KADENA AIR BASE, Okinawa — Twenty commercial planes were diverted from Naha International Airport after a computer malfunction forced Kadena Air Base traffic controllers to shut down their radar system Tuesday morning.
A computer system that overlays maps over radar screens malfunctioned, according to an Air Force news release.
The Kadena Airport Surveillance Radar, which controls all airspace within a 50-nautical mile radius of the base, was shut down from 8:49 a.m. to 12:20 p.m.
Inbound and outbound flights at Naha International Airport were affected, said Tetsukazu Taki, a spokesman for the Naha Airport Office of the Land, Infrastructure and Transport Ministry.
“Some of them diverted their destinations to Shimoji, Miyako or Kagoshima,” Taki said.

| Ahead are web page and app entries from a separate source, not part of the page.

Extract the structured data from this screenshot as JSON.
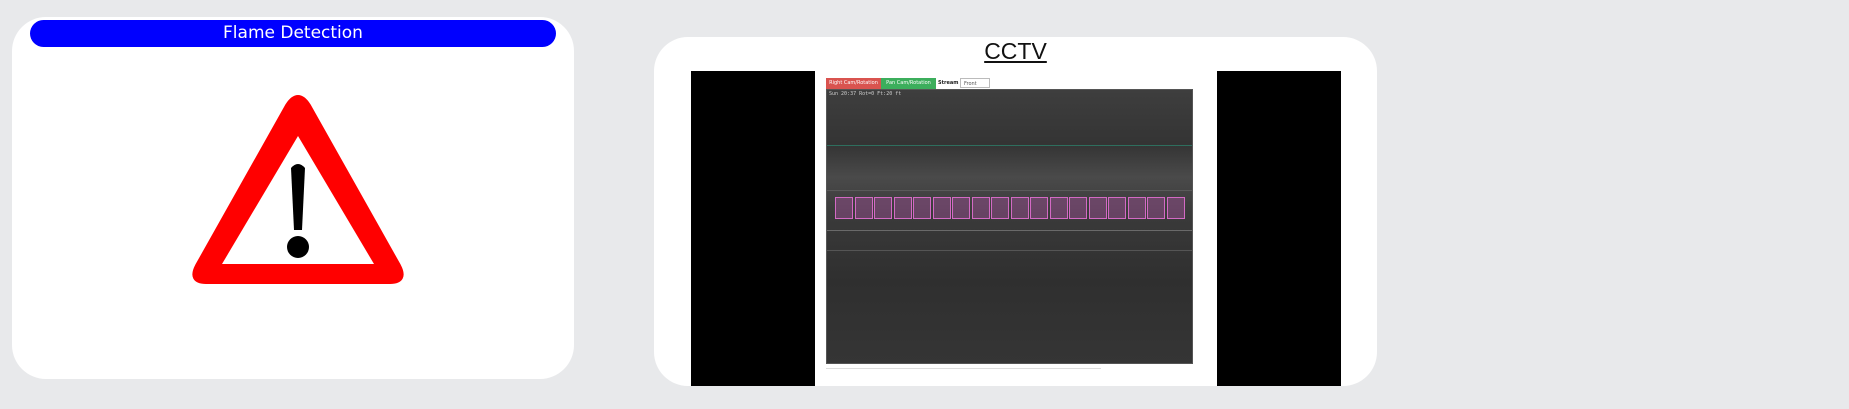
{
  "flame_panel": {
    "title": "Flame Detection",
    "icon": "warning-triangle-icon",
    "accent_color": "#0000ff",
    "warning_color": "#ff0000"
  },
  "cctv_panel": {
    "title": "CCTV",
    "stream": {
      "buttons": [
        "Right Cam/Rotation",
        "Pan Cam/Rotation"
      ],
      "stream_label": "Stream",
      "stream_select_value": "Front",
      "timestamp": "Sun 20:37 Rot=0 Ft:20 ft"
    }
  }
}
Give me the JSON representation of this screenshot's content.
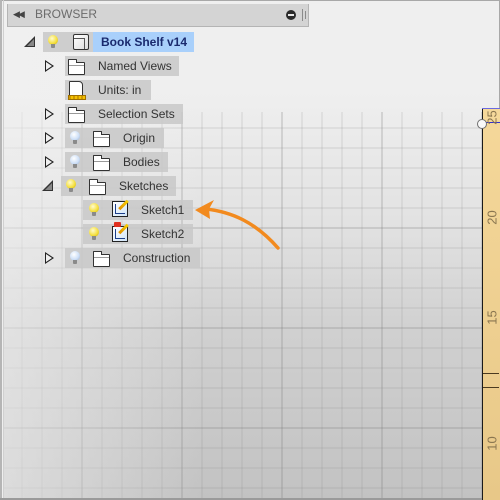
{
  "browser": {
    "title": "BROWSER",
    "collapse_icon": "double-left-arrow-icon",
    "close_icon": "minus-circle-icon"
  },
  "tree": {
    "root": {
      "label": "Book Shelf v14",
      "expanded": true,
      "visible": true,
      "icon": "component-cube-icon",
      "selected": true
    },
    "items": [
      {
        "label": "Named Views",
        "expandable": true,
        "expanded": false,
        "icon": "folder-icon"
      },
      {
        "label": "Units: in",
        "expandable": false,
        "icon": "units-document-icon"
      },
      {
        "label": "Selection Sets",
        "expandable": true,
        "expanded": false,
        "icon": "folder-icon"
      },
      {
        "label": "Origin",
        "expandable": true,
        "expanded": false,
        "visible": false,
        "icon": "folder-icon"
      },
      {
        "label": "Bodies",
        "expandable": true,
        "expanded": false,
        "visible": false,
        "icon": "folder-icon"
      },
      {
        "label": "Sketches",
        "expandable": true,
        "expanded": true,
        "visible": true,
        "icon": "folder-icon",
        "children": [
          {
            "label": "Sketch1",
            "visible": true,
            "icon": "sketch-icon"
          },
          {
            "label": "Sketch2",
            "visible": true,
            "icon": "sketch-pinned-icon"
          }
        ]
      },
      {
        "label": "Construction",
        "expandable": true,
        "expanded": false,
        "visible": false,
        "icon": "folder-icon"
      }
    ]
  },
  "annotation": {
    "type": "arrow",
    "points_to": "Sketch1",
    "color": "#f28a1e"
  },
  "ruler": {
    "labels": [
      "25",
      "20",
      "15",
      "10"
    ]
  },
  "colors": {
    "selection": "#a9d0fb",
    "selected_text": "#1a2a6e",
    "ruler": "#f0d090"
  }
}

Some flights were delayed up to 70 minutes, Taki said, while others returned to their take-off points.
Air Force maintenance teams realigned the system, which as of late Tuesday was working normally, the news release stated.
Air traffic controllers relied on backup procedures to land aircraft that were not diverted Tuesday morning, according to an Air Force spokesman.
When radar is unavailable, pilots report their position and altitude to traffic controllers at fixed intervals while maintaining continuous contact. Pilots use ground-based navigation aids to mark their positions.
This method makes traffic congestion a concern. Without radar, planes must keep about 81 miles of separation, according to the Japanese ministry. Air traffic controllers keep planes four to six miles apart when the radar system is working.
U.S. and Japanese authorities have agreed to procedures for nonradar traffic control, the Air Force spokesman said.
Kadena Air Base officials are in the midst of training Japanese personnel for the Japanese government’s eventual takeover of the airspace. The handover is expected to take place sometime in 2007, the spokesman said.
Chiyomi Sumida contributed to this report.